In 2022 I made a body of woodcuts that examined Sphagnum mosses, an ecologically important group of plants that create peatlands. Also known as peat moss, these plants decompose slowly, accruing massive reserves of undecomposed biological matter over millennia. Peatlands sequester even more atmospheric carbon than do forests, and so these tiny plants could play a major role in helping to mitigate human-caused climate change. They also have unique botanical structures. I carved an 8-foot long piece as the first in this series, followed by several square-format pieces, all of which focus on the anatomy of Sphagnum leaves and their prominent hyaline (water-holding) cells from several common species in northern Alberta.
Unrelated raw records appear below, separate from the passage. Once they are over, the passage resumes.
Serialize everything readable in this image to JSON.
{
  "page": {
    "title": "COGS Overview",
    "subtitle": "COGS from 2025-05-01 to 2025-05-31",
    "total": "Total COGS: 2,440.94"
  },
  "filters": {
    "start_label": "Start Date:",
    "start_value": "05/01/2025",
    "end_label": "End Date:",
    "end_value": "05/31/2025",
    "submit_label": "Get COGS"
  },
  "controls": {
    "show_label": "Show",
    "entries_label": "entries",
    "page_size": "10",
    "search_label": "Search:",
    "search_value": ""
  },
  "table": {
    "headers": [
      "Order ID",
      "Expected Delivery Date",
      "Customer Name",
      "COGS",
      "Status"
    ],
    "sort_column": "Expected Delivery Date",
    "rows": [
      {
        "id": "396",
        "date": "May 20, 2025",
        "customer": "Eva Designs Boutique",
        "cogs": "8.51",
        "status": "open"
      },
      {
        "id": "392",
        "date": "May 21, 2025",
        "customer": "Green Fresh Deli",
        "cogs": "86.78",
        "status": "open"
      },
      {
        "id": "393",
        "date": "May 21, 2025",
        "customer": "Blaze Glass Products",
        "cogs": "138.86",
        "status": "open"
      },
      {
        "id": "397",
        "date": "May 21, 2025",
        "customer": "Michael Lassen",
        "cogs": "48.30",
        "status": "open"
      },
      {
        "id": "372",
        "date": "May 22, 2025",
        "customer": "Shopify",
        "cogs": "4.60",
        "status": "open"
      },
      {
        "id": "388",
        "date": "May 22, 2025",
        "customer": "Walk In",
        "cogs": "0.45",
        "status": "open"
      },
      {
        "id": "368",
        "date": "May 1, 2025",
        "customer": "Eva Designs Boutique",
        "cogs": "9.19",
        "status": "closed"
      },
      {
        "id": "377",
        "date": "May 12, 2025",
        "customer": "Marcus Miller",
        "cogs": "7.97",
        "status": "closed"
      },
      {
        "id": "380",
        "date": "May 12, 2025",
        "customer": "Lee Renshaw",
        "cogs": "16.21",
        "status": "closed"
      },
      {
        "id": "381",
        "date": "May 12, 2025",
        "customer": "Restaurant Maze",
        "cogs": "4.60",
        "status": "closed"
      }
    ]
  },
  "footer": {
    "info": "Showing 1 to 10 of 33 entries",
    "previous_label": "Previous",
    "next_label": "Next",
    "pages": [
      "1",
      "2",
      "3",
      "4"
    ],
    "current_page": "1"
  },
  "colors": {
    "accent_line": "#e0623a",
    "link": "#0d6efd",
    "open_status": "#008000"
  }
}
The samples I looked at were collected by a bryologist (a scientist who studies mosses, liverworts, and hornworts) with whom I was collaborating.
This series was shown together in the show Field Notes II at Christine Klassen Gallery, Calgary, Alberta
Saturday, June 4, 202210:00 a.m. to Saturday, July 9, 20225:00 p.m.